**ACTIVITY:** Every line below that holds "JSON" must be copied.

Stored data:

........

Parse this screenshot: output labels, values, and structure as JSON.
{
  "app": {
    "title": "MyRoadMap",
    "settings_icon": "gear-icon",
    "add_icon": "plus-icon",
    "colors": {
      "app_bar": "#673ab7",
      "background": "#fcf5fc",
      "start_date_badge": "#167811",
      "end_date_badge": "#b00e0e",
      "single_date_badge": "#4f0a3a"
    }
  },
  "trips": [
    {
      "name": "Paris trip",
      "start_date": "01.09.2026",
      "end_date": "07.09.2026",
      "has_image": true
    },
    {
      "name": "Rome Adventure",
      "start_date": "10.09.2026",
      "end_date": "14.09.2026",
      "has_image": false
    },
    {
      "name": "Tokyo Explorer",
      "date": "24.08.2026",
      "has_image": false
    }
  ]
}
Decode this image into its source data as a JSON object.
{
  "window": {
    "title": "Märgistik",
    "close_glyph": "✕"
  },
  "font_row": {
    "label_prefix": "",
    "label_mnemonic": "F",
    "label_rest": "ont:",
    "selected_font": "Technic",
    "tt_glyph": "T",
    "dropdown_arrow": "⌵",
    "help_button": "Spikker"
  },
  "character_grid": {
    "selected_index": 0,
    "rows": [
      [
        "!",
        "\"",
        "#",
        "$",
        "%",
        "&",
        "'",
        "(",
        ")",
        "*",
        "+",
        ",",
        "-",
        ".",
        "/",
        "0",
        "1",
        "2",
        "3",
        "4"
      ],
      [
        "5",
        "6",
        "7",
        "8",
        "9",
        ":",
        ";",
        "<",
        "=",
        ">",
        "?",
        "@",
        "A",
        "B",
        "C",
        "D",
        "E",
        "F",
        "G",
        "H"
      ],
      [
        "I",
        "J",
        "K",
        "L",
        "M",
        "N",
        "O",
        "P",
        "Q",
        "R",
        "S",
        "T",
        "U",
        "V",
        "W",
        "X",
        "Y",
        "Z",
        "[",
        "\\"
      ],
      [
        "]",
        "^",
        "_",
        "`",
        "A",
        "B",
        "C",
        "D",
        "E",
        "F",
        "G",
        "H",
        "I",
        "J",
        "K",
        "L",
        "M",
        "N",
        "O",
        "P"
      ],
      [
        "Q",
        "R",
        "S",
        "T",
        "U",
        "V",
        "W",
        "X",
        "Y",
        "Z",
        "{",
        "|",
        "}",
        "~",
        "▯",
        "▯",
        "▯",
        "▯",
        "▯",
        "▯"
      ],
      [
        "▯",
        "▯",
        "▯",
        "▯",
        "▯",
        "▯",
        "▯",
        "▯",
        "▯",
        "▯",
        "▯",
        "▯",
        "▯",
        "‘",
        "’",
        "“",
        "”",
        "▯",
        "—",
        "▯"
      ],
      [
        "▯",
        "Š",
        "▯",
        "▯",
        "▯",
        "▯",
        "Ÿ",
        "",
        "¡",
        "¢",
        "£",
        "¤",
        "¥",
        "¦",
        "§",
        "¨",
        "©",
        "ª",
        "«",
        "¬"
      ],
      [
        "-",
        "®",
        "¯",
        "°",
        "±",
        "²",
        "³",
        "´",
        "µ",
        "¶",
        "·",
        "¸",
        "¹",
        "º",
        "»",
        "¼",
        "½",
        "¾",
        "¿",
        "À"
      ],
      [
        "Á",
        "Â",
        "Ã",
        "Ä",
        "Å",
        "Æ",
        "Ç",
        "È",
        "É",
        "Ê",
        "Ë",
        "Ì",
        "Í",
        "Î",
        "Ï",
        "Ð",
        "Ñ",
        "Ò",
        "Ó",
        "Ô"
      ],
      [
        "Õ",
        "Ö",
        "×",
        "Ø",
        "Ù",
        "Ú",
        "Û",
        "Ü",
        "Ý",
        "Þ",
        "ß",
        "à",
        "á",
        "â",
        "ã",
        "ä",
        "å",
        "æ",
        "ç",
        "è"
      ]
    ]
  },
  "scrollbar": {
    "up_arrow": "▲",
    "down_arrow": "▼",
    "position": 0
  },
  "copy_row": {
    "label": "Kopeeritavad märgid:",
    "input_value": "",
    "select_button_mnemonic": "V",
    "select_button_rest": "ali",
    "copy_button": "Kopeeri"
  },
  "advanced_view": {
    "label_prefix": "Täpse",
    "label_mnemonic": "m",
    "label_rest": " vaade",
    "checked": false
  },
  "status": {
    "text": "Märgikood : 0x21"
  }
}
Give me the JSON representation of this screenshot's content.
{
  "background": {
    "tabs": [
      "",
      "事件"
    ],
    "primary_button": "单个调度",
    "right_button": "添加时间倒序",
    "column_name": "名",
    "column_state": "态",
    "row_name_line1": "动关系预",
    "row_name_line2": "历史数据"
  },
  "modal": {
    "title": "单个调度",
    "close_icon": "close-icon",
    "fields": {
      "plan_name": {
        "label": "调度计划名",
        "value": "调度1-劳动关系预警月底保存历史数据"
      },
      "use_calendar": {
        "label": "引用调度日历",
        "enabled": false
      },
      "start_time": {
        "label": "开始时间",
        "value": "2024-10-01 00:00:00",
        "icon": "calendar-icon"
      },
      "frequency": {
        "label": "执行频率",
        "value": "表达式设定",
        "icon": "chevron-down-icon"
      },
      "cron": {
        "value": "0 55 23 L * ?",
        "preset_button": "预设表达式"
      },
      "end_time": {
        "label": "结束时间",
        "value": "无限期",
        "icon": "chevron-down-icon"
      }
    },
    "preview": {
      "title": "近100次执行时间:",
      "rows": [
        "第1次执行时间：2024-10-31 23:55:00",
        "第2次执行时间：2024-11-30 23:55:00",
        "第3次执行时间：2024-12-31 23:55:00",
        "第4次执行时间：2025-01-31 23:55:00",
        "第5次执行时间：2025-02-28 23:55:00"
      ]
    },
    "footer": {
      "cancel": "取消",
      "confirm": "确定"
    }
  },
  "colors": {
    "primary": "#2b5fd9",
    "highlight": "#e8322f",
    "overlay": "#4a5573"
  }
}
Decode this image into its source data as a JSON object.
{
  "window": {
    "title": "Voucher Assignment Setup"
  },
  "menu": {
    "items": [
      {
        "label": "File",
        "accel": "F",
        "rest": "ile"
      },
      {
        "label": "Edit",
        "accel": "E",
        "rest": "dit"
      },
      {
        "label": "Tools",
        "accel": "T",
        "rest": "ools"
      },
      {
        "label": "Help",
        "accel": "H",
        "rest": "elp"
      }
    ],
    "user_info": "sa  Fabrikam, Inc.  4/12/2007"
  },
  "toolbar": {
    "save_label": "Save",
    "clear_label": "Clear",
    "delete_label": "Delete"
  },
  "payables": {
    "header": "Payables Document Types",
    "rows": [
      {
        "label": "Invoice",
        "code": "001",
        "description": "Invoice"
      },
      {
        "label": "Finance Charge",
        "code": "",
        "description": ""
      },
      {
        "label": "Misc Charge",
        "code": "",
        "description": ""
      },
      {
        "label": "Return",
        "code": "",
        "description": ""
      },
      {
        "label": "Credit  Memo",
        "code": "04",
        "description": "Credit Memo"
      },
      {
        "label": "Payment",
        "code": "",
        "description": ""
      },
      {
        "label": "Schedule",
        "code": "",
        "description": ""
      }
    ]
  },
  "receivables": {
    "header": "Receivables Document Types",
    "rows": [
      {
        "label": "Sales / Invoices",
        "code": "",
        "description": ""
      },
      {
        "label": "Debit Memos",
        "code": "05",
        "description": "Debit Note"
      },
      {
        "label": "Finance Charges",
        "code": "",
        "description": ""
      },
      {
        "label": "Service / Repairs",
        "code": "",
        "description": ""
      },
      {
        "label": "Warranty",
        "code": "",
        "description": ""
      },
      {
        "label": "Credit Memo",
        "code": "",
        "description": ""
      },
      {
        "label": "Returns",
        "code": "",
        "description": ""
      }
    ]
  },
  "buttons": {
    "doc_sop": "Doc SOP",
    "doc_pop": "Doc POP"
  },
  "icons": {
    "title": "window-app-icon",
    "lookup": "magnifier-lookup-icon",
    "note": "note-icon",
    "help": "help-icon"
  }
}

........

**SOLUTION FOR THIS EXERCISE:**
Parse this screenshot: output labels, values, and structure as JSON.
Decode this image into its source data as a JSON object.
Give me the JSON representation of this screenshot's content.
Decode this image into its source data as a JSON object.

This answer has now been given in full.